Answer: Like your friend, many men find that their sex drive is strong enough to override the tensions in their marriage. Women are more commonly put off sex by their unhappiness with their partners than are men. However, there are many differences among men and among women and hormones are only one of them.

The big question here is not the sexual question. It’s the more complex question about your avoidance of your wife. She is turning into a steamroller and she needs a partner who will stand both with and against her. You are as big a piece of the problem here as she is. She gets in your face and you run from her. Neither one of these reactions is good. They describe the feedback loop that the two of you have created in your failed efforts to communicate. Fight and flight are not the only options when tensions are high. Someone has to break the loop. Here are a few thoughts.

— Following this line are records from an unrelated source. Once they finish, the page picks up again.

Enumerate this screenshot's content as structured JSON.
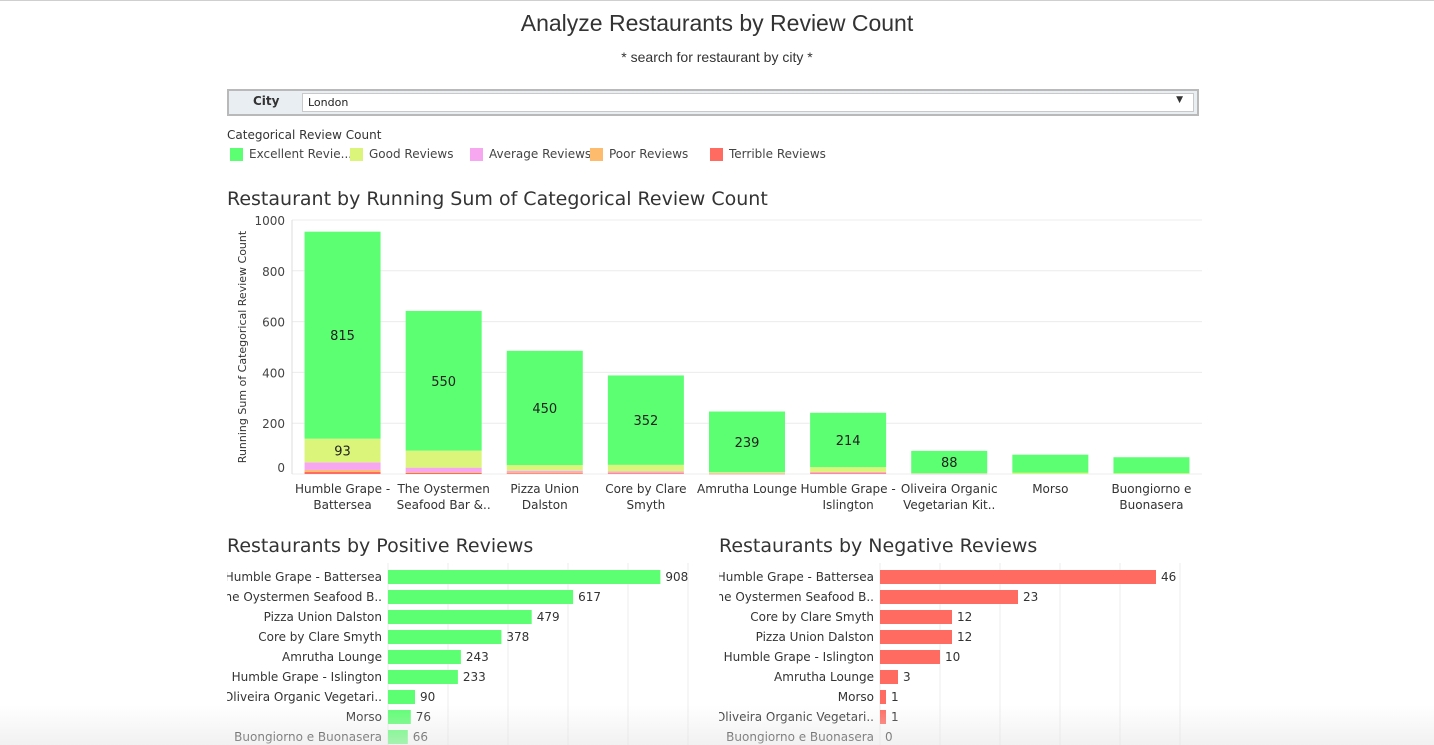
{
  "header": {
    "title": "Analyze Restaurants by Review Count",
    "subtitle": "* search for restaurant by city *"
  },
  "filter": {
    "label": "City",
    "value": "London",
    "icon": "chevron-down-icon"
  },
  "legend": {
    "title": "Categorical Review Count",
    "items": [
      {
        "label": "Excellent Revie...",
        "color": "#5cff72"
      },
      {
        "label": "Good Reviews",
        "color": "#dbf57a"
      },
      {
        "label": "Average Reviews",
        "color": "#f7a6f0"
      },
      {
        "label": "Poor Reviews",
        "color": "#fdbb6e"
      },
      {
        "label": "Terrible Reviews",
        "color": "#ff6b61"
      }
    ]
  },
  "chart_data": [
    {
      "type": "bar",
      "stacked": true,
      "title": "Restaurant by Running Sum of Categorical Review Count",
      "ylabel": "Running Sum of Categorical Review Count",
      "ylim": [
        0,
        1000
      ],
      "yticks": [
        0,
        200,
        400,
        600,
        800,
        1000
      ],
      "grid": true,
      "categories": [
        [
          "Humble Grape -",
          "Battersea"
        ],
        [
          "The Oystermen",
          "Seafood Bar &.."
        ],
        [
          "Pizza Union",
          "Dalston"
        ],
        [
          "Core by Clare",
          "Smyth"
        ],
        [
          "Amrutha Lounge"
        ],
        [
          "Humble Grape -",
          "Islington"
        ],
        [
          "Oliveira Organic",
          "Vegetarian Kit.."
        ],
        [
          "Morso"
        ],
        [
          "Buongiorno e",
          "Buonasera"
        ]
      ],
      "series": [
        {
          "name": "Terrible Reviews",
          "color": "#ff6b61",
          "values": [
            8,
            4,
            3,
            2,
            1,
            2,
            0,
            0,
            0
          ]
        },
        {
          "name": "Poor Reviews",
          "color": "#fdbb6e",
          "values": [
            8,
            3,
            3,
            2,
            1,
            2,
            0,
            0,
            0
          ]
        },
        {
          "name": "Average Reviews",
          "color": "#f7a6f0",
          "values": [
            30,
            18,
            7,
            6,
            1,
            4,
            1,
            0,
            0
          ]
        },
        {
          "name": "Good Reviews",
          "color": "#dbf57a",
          "values": [
            93,
            67,
            22,
            26,
            4,
            19,
            2,
            5,
            3
          ]
        },
        {
          "name": "Excellent Reviews",
          "color": "#5cff72",
          "values": [
            815,
            550,
            450,
            352,
            239,
            214,
            88,
            71,
            63
          ]
        }
      ],
      "data_labels": [
        {
          "category_index": 0,
          "series": "Excellent Reviews",
          "text": "815"
        },
        {
          "category_index": 0,
          "series": "Good Reviews",
          "text": "93"
        },
        {
          "category_index": 1,
          "series": "Excellent Reviews",
          "text": "550"
        },
        {
          "category_index": 2,
          "series": "Excellent Reviews",
          "text": "450"
        },
        {
          "category_index": 3,
          "series": "Excellent Reviews",
          "text": "352"
        },
        {
          "category_index": 4,
          "series": "Excellent Reviews",
          "text": "239"
        },
        {
          "category_index": 5,
          "series": "Excellent Reviews",
          "text": "214"
        },
        {
          "category_index": 6,
          "series": "Excellent Reviews",
          "text": "88"
        }
      ]
    },
    {
      "type": "bar",
      "orientation": "horizontal",
      "title": "Restaurants by Positive Reviews",
      "color": "#5cff72",
      "xlim": [
        0,
        1000
      ],
      "grid": true,
      "categories": [
        "Humble Grape - Battersea",
        "The Oystermen Seafood B..",
        "Pizza Union Dalston",
        "Core by Clare Smyth",
        "Amrutha Lounge",
        "Humble Grape - Islington",
        "Oliveira Organic Vegetari..",
        "Morso",
        "Buongiorno e Buonasera"
      ],
      "values": [
        908,
        617,
        479,
        378,
        243,
        233,
        90,
        76,
        66
      ]
    },
    {
      "type": "bar",
      "orientation": "horizontal",
      "title": "Restaurants by Negative Reviews",
      "color": "#ff6b61",
      "xlim": [
        0,
        50
      ],
      "grid": true,
      "categories": [
        "Humble Grape - Battersea",
        "The Oystermen Seafood B..",
        "Core by Clare Smyth",
        "Pizza Union Dalston",
        "Humble Grape - Islington",
        "Amrutha Lounge",
        "Morso",
        "Oliveira Organic Vegetari..",
        "Buongiorno e Buonasera"
      ],
      "values": [
        46,
        23,
        12,
        12,
        10,
        3,
        1,
        1,
        0
      ]
    }
  ]
}
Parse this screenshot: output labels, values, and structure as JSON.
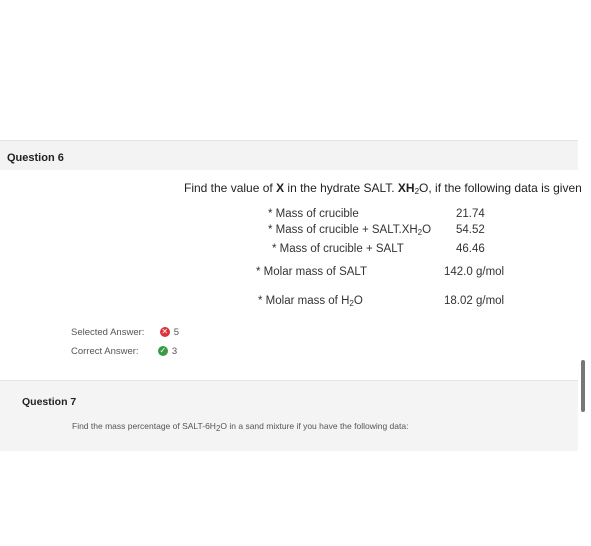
{
  "question6": {
    "title": "Question 6",
    "prompt_pre": "Find the value of ",
    "prompt_x": "X",
    "prompt_mid": " in the hydrate SALT. ",
    "prompt_xh": "XH",
    "prompt_sub": "2",
    "prompt_post": "O, if the following data is given",
    "rows": [
      {
        "label_pre": "* Mass of crucible",
        "label_sub": "",
        "label_post": "",
        "value": "21.74"
      },
      {
        "label_pre": "* Mass of crucible + SALT.XH",
        "label_sub": "2",
        "label_post": "O",
        "value": "54.52"
      },
      {
        "label_pre": "* Mass of crucible + SALT",
        "label_sub": "",
        "label_post": "",
        "value": "46.46"
      },
      {
        "label_pre": "* Molar mass of SALT",
        "label_sub": "",
        "label_post": "",
        "value": "142.0 g/mol"
      },
      {
        "label_pre": "* Molar mass of H",
        "label_sub": "2",
        "label_post": "O",
        "value": "18.02 g/mol"
      }
    ],
    "selected_label": "Selected Answer:",
    "selected_value": "5",
    "selected_status": "incorrect",
    "correct_label": "Correct Answer:",
    "correct_value": "3",
    "correct_status": "correct"
  },
  "question7": {
    "title": "Question 7",
    "text_pre": "Find the mass percentage of SALT-6H",
    "text_sub": "2",
    "text_post": "O in a sand mixture if you have the following data:"
  },
  "icons": {
    "incorrect": "x-circle-icon",
    "correct": "check-circle-icon"
  },
  "colors": {
    "incorrect": "#d9343a",
    "correct": "#3a9a46"
  }
}
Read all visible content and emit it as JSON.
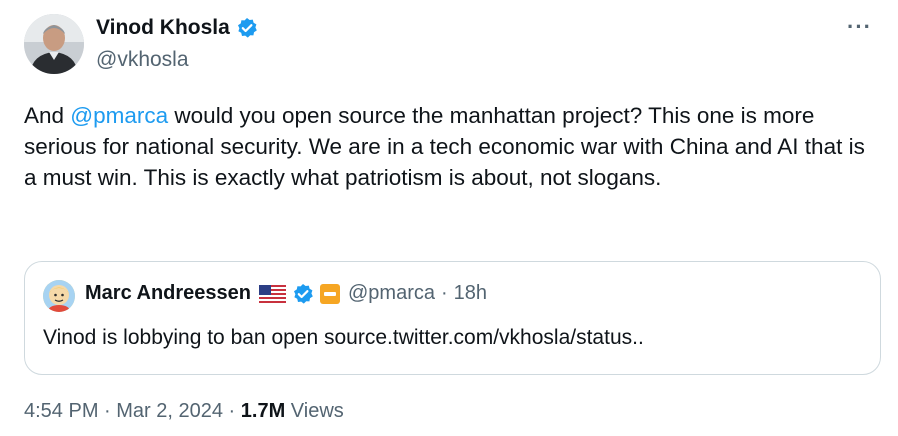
{
  "author": {
    "name": "Vinod Khosla",
    "handle": "@vkhosla"
  },
  "more_label": "···",
  "tweet": {
    "text_before": "And ",
    "mention": "@pmarca",
    "text_after": " would you open source the manhattan project? This one is more serious for national security. We are in a tech economic war with China and AI that is a must win. This is exactly what patriotism is about, not slogans."
  },
  "quote": {
    "name": "Marc Andreessen",
    "handle": "@pmarca",
    "separator": "·",
    "time": "18h",
    "text": "Vinod is lobbying to ban open source.twitter.com/vkhosla/status.."
  },
  "meta": {
    "time": "4:54 PM",
    "separator1": " · ",
    "date": "Mar 2, 2024",
    "separator2": " · ",
    "views_count": "1.7M",
    "views_label": " Views"
  },
  "icons": {
    "verified": "verified-badge-icon",
    "flag": "us-flag-icon",
    "affiliate": "affiliate-badge-icon",
    "more": "more-icon"
  },
  "colors": {
    "accent": "#1d9bf0",
    "text": "#0f1419",
    "secondary": "#536471",
    "border": "#cfd9de"
  }
}
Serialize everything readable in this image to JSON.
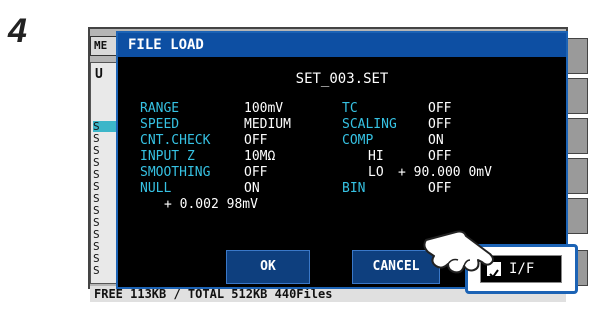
{
  "step_number": "4",
  "background": {
    "tab_label": "ME",
    "list_header": "U",
    "list_items": [
      "S",
      "S",
      "S",
      "S",
      "S",
      "S",
      "S",
      "S",
      "S",
      "S",
      "S",
      "S",
      "S",
      "S",
      "S",
      "S"
    ],
    "footer_text": "FREE  113KB / TOTAL  512KB 440Files"
  },
  "dialog": {
    "title": "FILE LOAD",
    "filename": "SET_003.SET",
    "left_settings": [
      {
        "label": "RANGE",
        "value": "100mV"
      },
      {
        "label": "SPEED",
        "value": "MEDIUM"
      },
      {
        "label": "CNT.CHECK",
        "value": "OFF"
      },
      {
        "label": "INPUT Z",
        "value": "10MΩ"
      },
      {
        "label": "SMOOTHING",
        "value": "OFF"
      },
      {
        "label": "NULL",
        "value": "ON"
      }
    ],
    "null_offset": "+   0.002 98mV",
    "right_settings": [
      {
        "label": "TC",
        "value": "OFF"
      },
      {
        "label": "SCALING",
        "value": "OFF"
      },
      {
        "label": "COMP",
        "value": "ON"
      },
      {
        "label": "HI",
        "value": "OFF"
      },
      {
        "label": "LO",
        "value": "+  90.000 0mV"
      },
      {
        "label": "BIN",
        "value": "OFF"
      }
    ],
    "ok_label": "OK",
    "cancel_label": "CANCEL",
    "if_label": "I/F",
    "if_checked": true
  },
  "colors": {
    "dialog_title_bg": "#0d4fa3",
    "label_cyan": "#36c2e3",
    "button_blue": "#0e3f7e",
    "highlight_border": "#1c63b5"
  },
  "icons": [
    "pointing-hand-icon",
    "checkbox-checked-icon"
  ]
}
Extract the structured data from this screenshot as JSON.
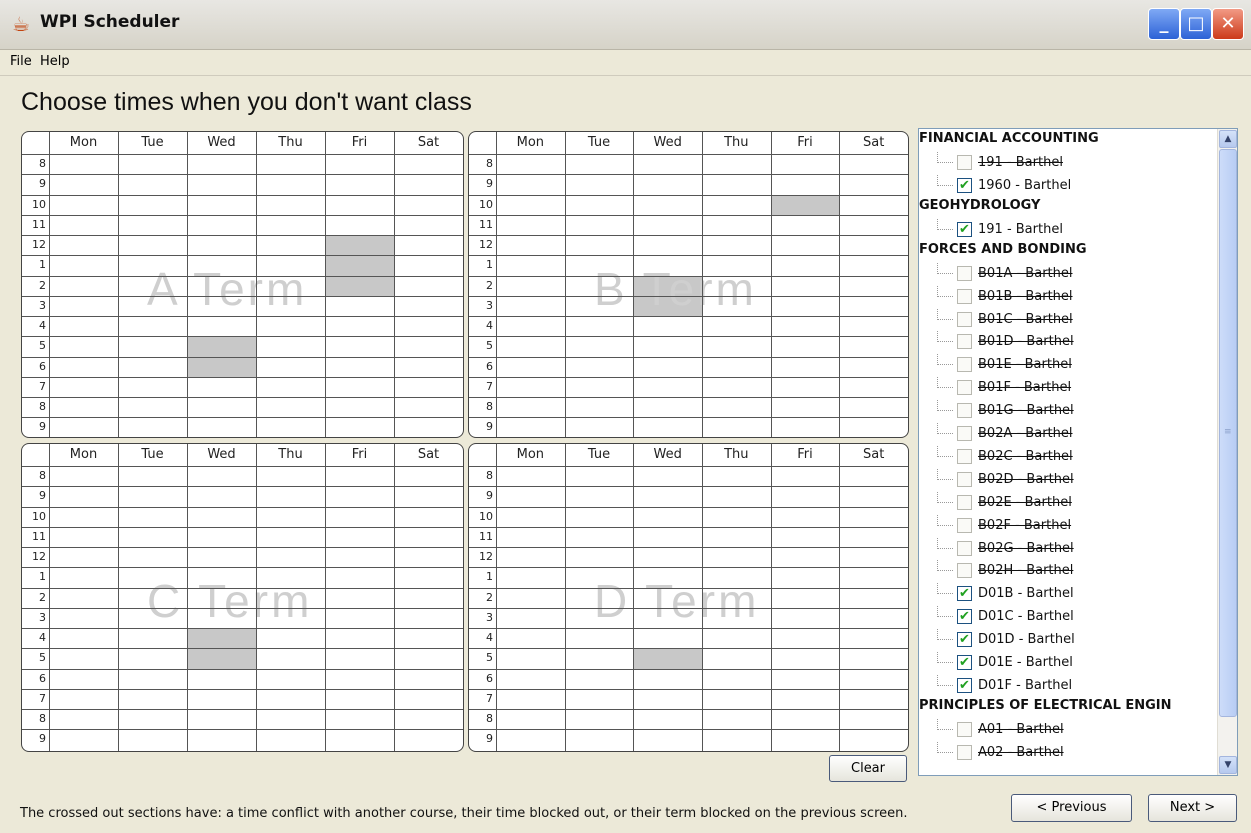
{
  "window": {
    "title": "WPI Scheduler",
    "app_icon": "java-coffee-cup-icon",
    "min_glyph": "_",
    "max_glyph": "□",
    "close_glyph": "✕"
  },
  "menu": {
    "file": "File",
    "help": "Help"
  },
  "heading": "Choose times when you don't want class",
  "days": [
    "Mon",
    "Tue",
    "Wed",
    "Thu",
    "Fri",
    "Sat"
  ],
  "hours": [
    "8",
    "9",
    "10",
    "11",
    "12",
    "1",
    "2",
    "3",
    "4",
    "5",
    "6",
    "7",
    "8",
    "9"
  ],
  "terms": [
    {
      "label": "A Term",
      "blocked": [
        {
          "day": "Fri",
          "from": 12,
          "to": 2
        },
        {
          "day": "Wed",
          "from": 5,
          "to": 6
        }
      ]
    },
    {
      "label": "B Term",
      "blocked": [
        {
          "day": "Fri",
          "from": 10,
          "to": 10
        },
        {
          "day": "Wed",
          "from": 2,
          "to": 3
        }
      ]
    },
    {
      "label": "C Term",
      "blocked": [
        {
          "day": "Wed",
          "from": 4,
          "to": 5
        }
      ]
    },
    {
      "label": "D Term",
      "blocked": [
        {
          "day": "Wed",
          "from": 5,
          "to": 5
        }
      ]
    }
  ],
  "tree": [
    {
      "course": "FINANCIAL ACCOUNTING",
      "sections": [
        {
          "label": "191 - Barthel",
          "checked": false,
          "struck": true
        },
        {
          "label": "1960 - Barthel",
          "checked": true,
          "struck": false
        }
      ]
    },
    {
      "course": "GEOHYDROLOGY",
      "sections": [
        {
          "label": "191 - Barthel",
          "checked": true,
          "struck": false
        }
      ]
    },
    {
      "course": "FORCES AND BONDING",
      "sections": [
        {
          "label": "B01A - Barthel",
          "checked": false,
          "struck": true
        },
        {
          "label": "B01B - Barthel",
          "checked": false,
          "struck": true
        },
        {
          "label": "B01C - Barthel",
          "checked": false,
          "struck": true
        },
        {
          "label": "B01D - Barthel",
          "checked": false,
          "struck": true
        },
        {
          "label": "B01E - Barthel",
          "checked": false,
          "struck": true
        },
        {
          "label": "B01F - Barthel",
          "checked": false,
          "struck": true
        },
        {
          "label": "B01G - Barthel",
          "checked": false,
          "struck": true
        },
        {
          "label": "B02A - Barthel",
          "checked": false,
          "struck": true
        },
        {
          "label": "B02C - Barthel",
          "checked": false,
          "struck": true
        },
        {
          "label": "B02D - Barthel",
          "checked": false,
          "struck": true
        },
        {
          "label": "B02E - Barthel",
          "checked": false,
          "struck": true
        },
        {
          "label": "B02F - Barthel",
          "checked": false,
          "struck": true
        },
        {
          "label": "B02G - Barthel",
          "checked": false,
          "struck": true
        },
        {
          "label": "B02H - Barthel",
          "checked": false,
          "struck": true
        },
        {
          "label": "D01B - Barthel",
          "checked": true,
          "struck": false
        },
        {
          "label": "D01C - Barthel",
          "checked": true,
          "struck": false
        },
        {
          "label": "D01D - Barthel",
          "checked": true,
          "struck": false
        },
        {
          "label": "D01E - Barthel",
          "checked": true,
          "struck": false
        },
        {
          "label": "D01F - Barthel",
          "checked": true,
          "struck": false
        }
      ]
    },
    {
      "course": "PRINCIPLES OF ELECTRICAL ENGIN",
      "sections": [
        {
          "label": "A01 - Barthel",
          "checked": false,
          "struck": true
        },
        {
          "label": "A02 - Barthel",
          "checked": false,
          "struck": true
        }
      ]
    }
  ],
  "buttons": {
    "clear": "Clear",
    "previous": "< Previous",
    "next": "Next >"
  },
  "footer_note": "The crossed out sections have: a time conflict with another course, their time blocked out, or their term blocked on the previous screen.",
  "colors": {
    "blocked": "#c8c8c8",
    "check": "#21a121",
    "grid_line": "#555555"
  }
}
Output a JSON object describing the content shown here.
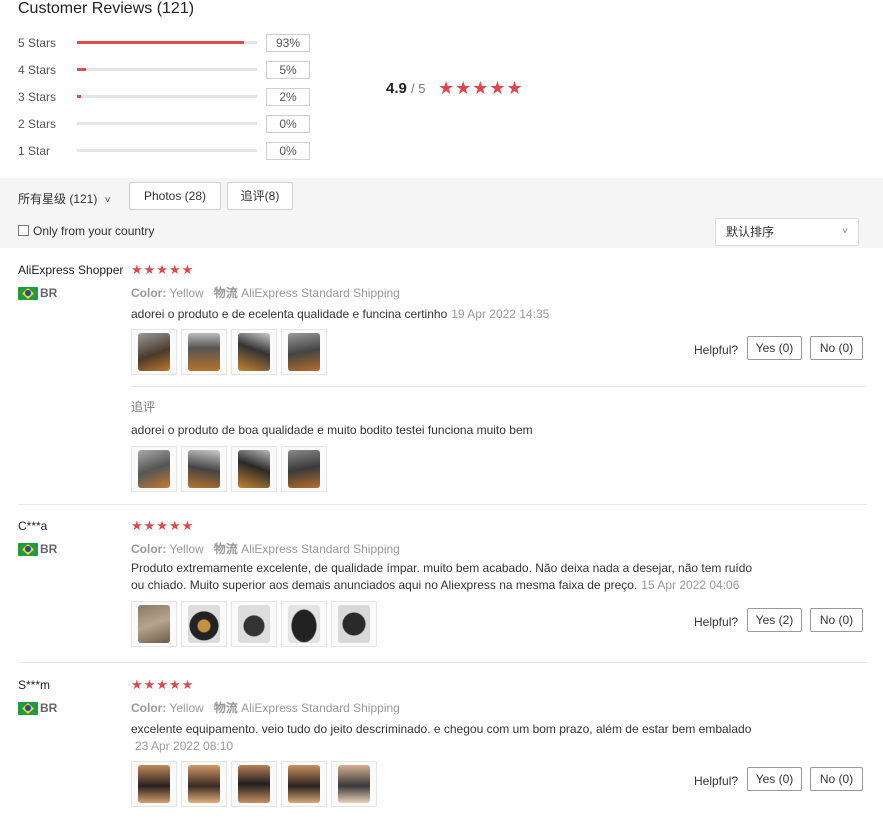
{
  "title": "Customer Reviews (121)",
  "distribution": [
    {
      "label": "5 Stars",
      "pct_text": "93%",
      "fill": 0.93
    },
    {
      "label": "4 Stars",
      "pct_text": "5%",
      "fill": 0.05
    },
    {
      "label": "3 Stars",
      "pct_text": "2%",
      "fill": 0.02
    },
    {
      "label": "2 Stars",
      "pct_text": "0%",
      "fill": 0
    },
    {
      "label": "1 Star",
      "pct_text": "0%",
      "fill": 0
    }
  ],
  "rating": {
    "score": "4.9",
    "out_of": "/ 5",
    "stars": "★★★★★"
  },
  "filters": {
    "all": "所有星级 (121)",
    "all_chevron": "˅",
    "photos": "Photos (28)",
    "followup": "追评(8)",
    "country": "Only from your country",
    "sort": "默认排序",
    "sort_chevron": "˅"
  },
  "reviews": [
    {
      "name": "AliExpress Shopper",
      "country": "BR",
      "stars": "★★★★★",
      "color_label": "Color:",
      "color": "Yellow",
      "shipping_label": "物流",
      "shipping": "AliExpress Standard Shipping",
      "text": "adorei o produto e de ecelenta qualidade e funcina certinho",
      "date": "19 Apr 2022 14:35",
      "helpful": "Helpful?",
      "yes": "Yes (0)",
      "no": "No (0)",
      "followup_label": "追评",
      "followup_text": "adorei o produto de boa qualidade e muito bodito testei funciona muito bem"
    },
    {
      "name": "C***a",
      "country": "BR",
      "stars": "★★★★★",
      "color_label": "Color:",
      "color": "Yellow",
      "shipping_label": "物流",
      "shipping": "AliExpress Standard Shipping",
      "text_line1": "Produto extremamente excelente, de qualidade ímpar. muito bem acabado. Não deixa nada a desejar, não tem ruído",
      "text_line2": "ou chiado. Muito superior aos demais anunciados aqui no Aliexpress na mesma faixa de preço.",
      "date": "15 Apr 2022 04:06",
      "helpful": "Helpful?",
      "yes": "Yes (2)",
      "no": "No (0)"
    },
    {
      "name": "S***m",
      "country": "BR",
      "stars": "★★★★★",
      "color_label": "Color:",
      "color": "Yellow",
      "shipping_label": "物流",
      "shipping": "AliExpress Standard Shipping",
      "text": "excelente equipamento. veio tudo do jeito descriminado. e chegou com um bom prazo, além de estar bem embalado",
      "date": "23 Apr 2022 08:10",
      "helpful": "Helpful?",
      "yes": "Yes (0)",
      "no": "No (0)"
    }
  ],
  "colors": {
    "accent": "#e04b4b",
    "star": "#e0474c",
    "filter_bg": "#f5f5f5"
  }
}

1. The most common casualty in a marriage is the loss of the individual identities of the two people who commit to being a couple. Holding on to who we are in the face of a challenging partner is difficult. In an effort to keep the waters calm we can sometimes get lost at sea. Standing against your wife means taking a position for yourself that is calm, clear, open and connected.

2. Get your focus off your wife and onto yourself. You will have to manage your physiology in order to think. It is almost always a mistake to continue a conversation if your heart rate is over 90. If you can slow down and breathe you may be able to keep your oars in the water when a storm is on the horizon.

3. What is your history with conflict and criticism? How were they handled in the family in which you grew up? Family dynamics represent the blueprint of our emotional imprinting and can tell us a lot about our sensitivities. This knowledge is useful in identifying and adapting our patterns of interaction.

Our sexuality is connected to more than our hormone levels. The saying that “our brain is our biggest sexual organ” is at least somewhat accurate. If we feel confident about how we look and who we are, we generally feel more sexual. Forget the Viagra, lose the fat and find your voice.

Margaret Anne Speak, M.A., C.C.C. works with couples, individuals, and families from a Bowen Family Systems perspective at Family Services of the North Shore. Questions? Write This e-mail address is being protected from spambots. You need JavaScript enabled to view it or call 604-988-5281.